-------- Dataset entries

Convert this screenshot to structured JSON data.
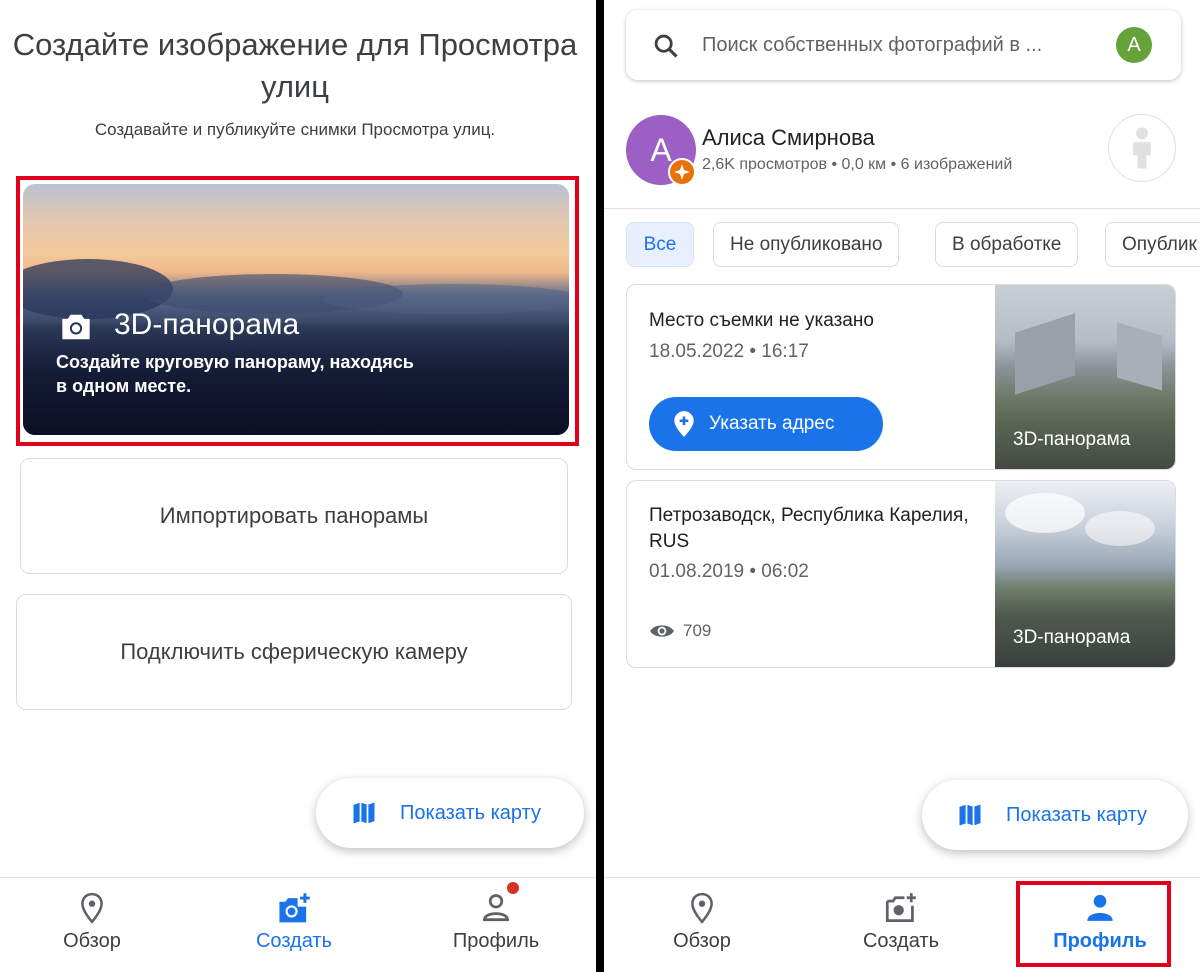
{
  "left": {
    "title": "Создайте изображение для Просмотра улиц",
    "subtitle": "Создавайте и публикуйте снимки Просмотра улиц.",
    "pano_card": {
      "title": "3D-панорама",
      "description": "Создайте круговую панораму, находясь в одном месте.",
      "icon": "camera-icon"
    },
    "import_label": "Импортировать панорамы",
    "connect_label": "Подключить сферическую камеру",
    "map_button": {
      "label": "Показать карту",
      "icon": "map-icon"
    },
    "nav": [
      {
        "label": "Обзор",
        "icon": "location-pin-icon"
      },
      {
        "label": "Создать",
        "icon": "add-photo-icon",
        "active": true
      },
      {
        "label": "Профиль",
        "icon": "person-icon",
        "notification": true
      }
    ]
  },
  "right": {
    "search": {
      "placeholder": "Поиск собственных фотографий в ...",
      "avatar_letter": "A"
    },
    "profile": {
      "avatar_letter": "A",
      "name": "Алиса Смирнова",
      "stats": "2,6K просмотров • 0,0 км • 6 изображений"
    },
    "chips": [
      "Все",
      "Не опубликовано",
      "В обработке",
      "Опублик"
    ],
    "cards": [
      {
        "title": "Место съемки не указано",
        "date": "18.05.2022 • 16:17",
        "action": "Указать адрес",
        "thumb_label": "3D-панорама"
      },
      {
        "title": "Петрозаводск, Республика Карелия, RUS",
        "date": "01.08.2019 • 06:02",
        "views": "709",
        "thumb_label": "3D-панорама"
      }
    ],
    "map_button": {
      "label": "Показать карту",
      "icon": "map-icon"
    },
    "nav": [
      {
        "label": "Обзор",
        "icon": "location-pin-icon"
      },
      {
        "label": "Создать",
        "icon": "add-photo-icon"
      },
      {
        "label": "Профиль",
        "icon": "person-icon",
        "active": true
      }
    ]
  },
  "colors": {
    "accent": "#1a73e8",
    "highlight": "#e3001b",
    "avatar_green": "#65a23a",
    "avatar_purple": "#9c5fc4"
  }
}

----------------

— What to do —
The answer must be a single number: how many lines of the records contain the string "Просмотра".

— Expected answer —
2